This story has been updated to show Ford's "next generation electric truck" will be produced at Blue Oval City, not the Lightning.
When you look at it, the all-electric F-150 Lightning is immediately identifiable as one of Ford Motor Company's signature trucks. When you get behind the wheel and take it out on the road, it's a different story.
The state-of-the-art vehicle combines the features people expect from a pickup truck — significant towing capacity, flatbed storage and the powerful feeling that accompanies driving something the size of a small boat — with the modern amenities drawing an increasing number of drivers to electric vehicles. (When Blue Oval City opens about 50 miles from Memphis, it will produce Ford's "next generation electric truck.")
I got to test drive the Lightning for The Commercial Appeal on Wednesday morning, and it did not disappoint.
Tooling about the streets of Memphis was like gliding, even over the myriad potholes dotting city roads. It did feel a bit of a squeeze to navigate some of the narrower Downtown and Midtown streets, but nothing uncomfortable if you are accustomed to driving a larger car.
Interstate driving was a breeze as well. It was easy to accidentally get up to more than 80 mph without feeling a thing.
Then, with the blessing (and encouragement) of Ford representatives, I took the car onto an empty country road, came to a halt and then floored it. I'd have to consult the photographer riding with me for confirmation, but I believe the first words out of my mouth were some that cannot be printed in this family newspaper.
It goes from 0 to 60 in about 4 seconds and can get you up to 100 mph in just over 6.
The feeling can only be compared to a sports car or a roller-coaster. If you've ever driven a sports car on an open road or ridden the Top Thrill Dragster at Cedar Point, you can estimate the feeling.
The main difference is that the Lightning is completely silent. When I first turned on the car at the Edge Motor Museum, where I started my test drive, I actually had to ask someone from Ford if it was on because it didn't make a sound.
It remained completely silent throughout the half-hour drive regardless of speed, rate of acceleration, rate of braking or whether it was idling at a stop light.
F-150 Lightning features
The base-model truck, which I drove, starts at a little under $40,000 before incentives.
Without the need for an engine, the front of the truck features what in other cars would be called a trunk but in the Lightning is called a frunk. The hood opens up to reveal a storage space large enough to accommodate a grocery load for a family of 12 or two sets of golf clubs — a fact reinforced by the image of two tiny sets of golf clubs under the hood.
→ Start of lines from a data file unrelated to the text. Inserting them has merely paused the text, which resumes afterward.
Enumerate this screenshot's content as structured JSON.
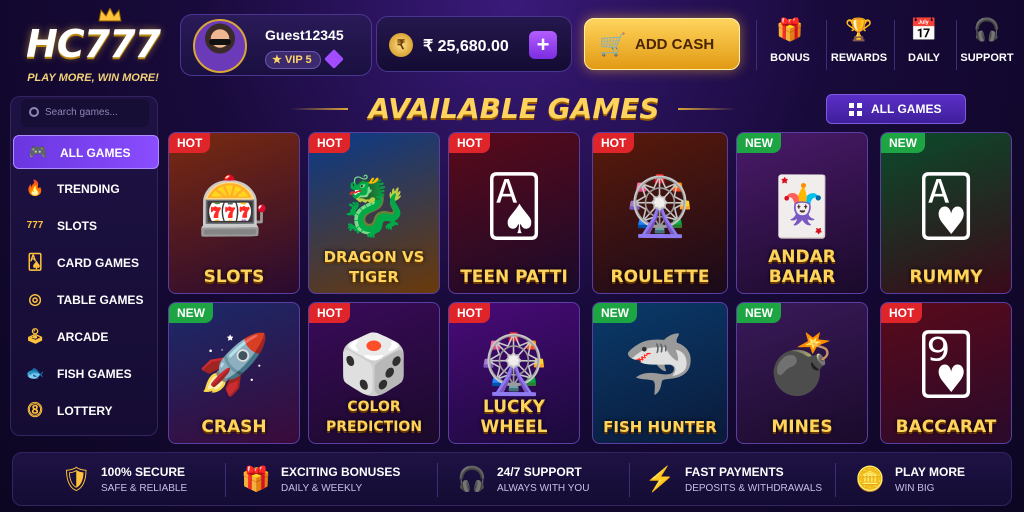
{
  "brand": {
    "name": "HC777",
    "tagline": "PLAY MORE, WIN MORE!"
  },
  "user": {
    "name": "Guest12345",
    "vip": "VIP 5"
  },
  "wallet": {
    "currency_symbol": "₹",
    "balance": "₹ 25,680.00",
    "add_cash_label": "ADD CASH"
  },
  "header_nav": [
    {
      "label": "BONUS",
      "icon": "gift-icon"
    },
    {
      "label": "REWARDS",
      "icon": "trophy-icon"
    },
    {
      "label": "DAILY",
      "icon": "calendar-icon"
    },
    {
      "label": "SUPPORT",
      "icon": "headset-icon"
    }
  ],
  "sidebar": {
    "search_placeholder": "Search games...",
    "items": [
      {
        "label": "ALL GAMES",
        "icon": "gamepad-icon",
        "active": true
      },
      {
        "label": "TRENDING",
        "icon": "fire-icon"
      },
      {
        "label": "SLOTS",
        "icon": "slot-777-icon"
      },
      {
        "label": "CARD GAMES",
        "icon": "cards-icon"
      },
      {
        "label": "TABLE GAMES",
        "icon": "chip-icon"
      },
      {
        "label": "ARCADE",
        "icon": "joystick-icon"
      },
      {
        "label": "FISH GAMES",
        "icon": "fish-icon"
      },
      {
        "label": "LOTTERY",
        "icon": "lottery-ball-icon"
      }
    ]
  },
  "main": {
    "title": "AVAILABLE GAMES",
    "all_games_button": "ALL GAMES",
    "games": [
      {
        "label": "SLOTS",
        "badge": "HOT",
        "icon": "slot-machine-icon"
      },
      {
        "label": "DRAGON VS TIGER",
        "badge": "HOT",
        "icon": "dragon-tiger-icon"
      },
      {
        "label": "TEEN PATTI",
        "badge": "HOT",
        "icon": "cards-chips-icon"
      },
      {
        "label": "ROULETTE",
        "badge": "HOT",
        "icon": "roulette-wheel-icon"
      },
      {
        "label": "ANDAR BAHAR",
        "badge": "NEW",
        "icon": "cards-icon"
      },
      {
        "label": "RUMMY",
        "badge": "NEW",
        "icon": "cards-chips-icon"
      },
      {
        "label": "CRASH",
        "badge": "NEW",
        "icon": "rocket-icon"
      },
      {
        "label": "COLOR PREDICTION",
        "badge": "HOT",
        "icon": "dice-icon"
      },
      {
        "label": "LUCKY WHEEL",
        "badge": "HOT",
        "icon": "prize-wheel-icon"
      },
      {
        "label": "FISH HUNTER",
        "badge": "NEW",
        "icon": "shark-icon"
      },
      {
        "label": "MINES",
        "badge": "NEW",
        "icon": "bomb-icon"
      },
      {
        "label": "BACCARAT",
        "badge": "HOT",
        "icon": "cards-chips-icon"
      }
    ]
  },
  "footer": [
    {
      "title": "100% SECURE",
      "subtitle": "SAFE & RELIABLE",
      "icon": "shield-icon"
    },
    {
      "title": "EXCITING BONUSES",
      "subtitle": "DAILY & WEEKLY",
      "icon": "gift-icon"
    },
    {
      "title": "24/7 SUPPORT",
      "subtitle": "ALWAYS WITH YOU",
      "icon": "headset-icon"
    },
    {
      "title": "FAST PAYMENTS",
      "subtitle": "DEPOSITS & WITHDRAWALS",
      "icon": "lightning-icon"
    },
    {
      "title": "PLAY MORE",
      "subtitle": "WIN BIG",
      "icon": "coins-icon"
    }
  ],
  "colors": {
    "accent_gold": "#ffd45c",
    "accent_purple": "#7b3fe4",
    "hot": "#e0252a",
    "new": "#1da443",
    "background": "#180a3a"
  }
}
The frunk, which can hold up to 400 pounds, also features multiple electric sockets and a USB port to power items for tailgates (or frunkgates), campsites or power tools. At the front of the frunk, a portion of the base lifts up and can be filled with ice and beverages to make a cooler that drains directly out of the frunk and onto the ground.
A charging port just in front of the driver-side door can accommodate electric vehicle chargers of any type. A fully-charged battery can take you about 320 miles. In the event of a power outage — something Memphians are familiar with — the truck could fully power a house through a charger installed in the residence for three days.
The truck bed is the same size as the bed on the gas-powered F-150 and also features additional electric sockets.
Inside, the Lighting has five seats. The back row of three seats can fold down or up to give extended storage to fit objects as large as dog crates. In the front, a touchscreen allows for control of just about anything you could think of.
There are relatively standard features like music and maps. If on a long road trip the car's GPS will automatically include stops at charging stations where needed along the route. It's compatible with all the in-vogue virtual assistants like Apple's Siri and Amazon's Alexa.
BLUE OVAL CITY NEWS: Ford announces $16.5 million partnership with University of Tennessee
You can also switch between driving modes — off-road, 4-wheel-drive, etc. — see how much more weight your truck can hold in the cab, the bed or in towing capacity and myriad cameras show you what is behind and in front of you and even give you a view of what it would be like hovering over the truck looking down.
From the touchscreen you can also control when to shut off charging ports within the cab to conserve battery life. For example, you can set the car to cut off power to the outlets once you get to 100 miles of battery charge left.
Extra amenities can be added to the truck ranging from locking storage under the back-row to full-body massagers in the seats.
All-in-all, the only negative from my test drive was that I had to return the truck.
Corinne S Kennedy covers economic development and healthcare for The Commercial Appeal. She can be reached via email at Corinne.Kennedy@CommercialAppeal.com
This article originally appeared on Memphis Commercial Appeal: Ford F-150 Lightning EV: What it's like to drive this electric truck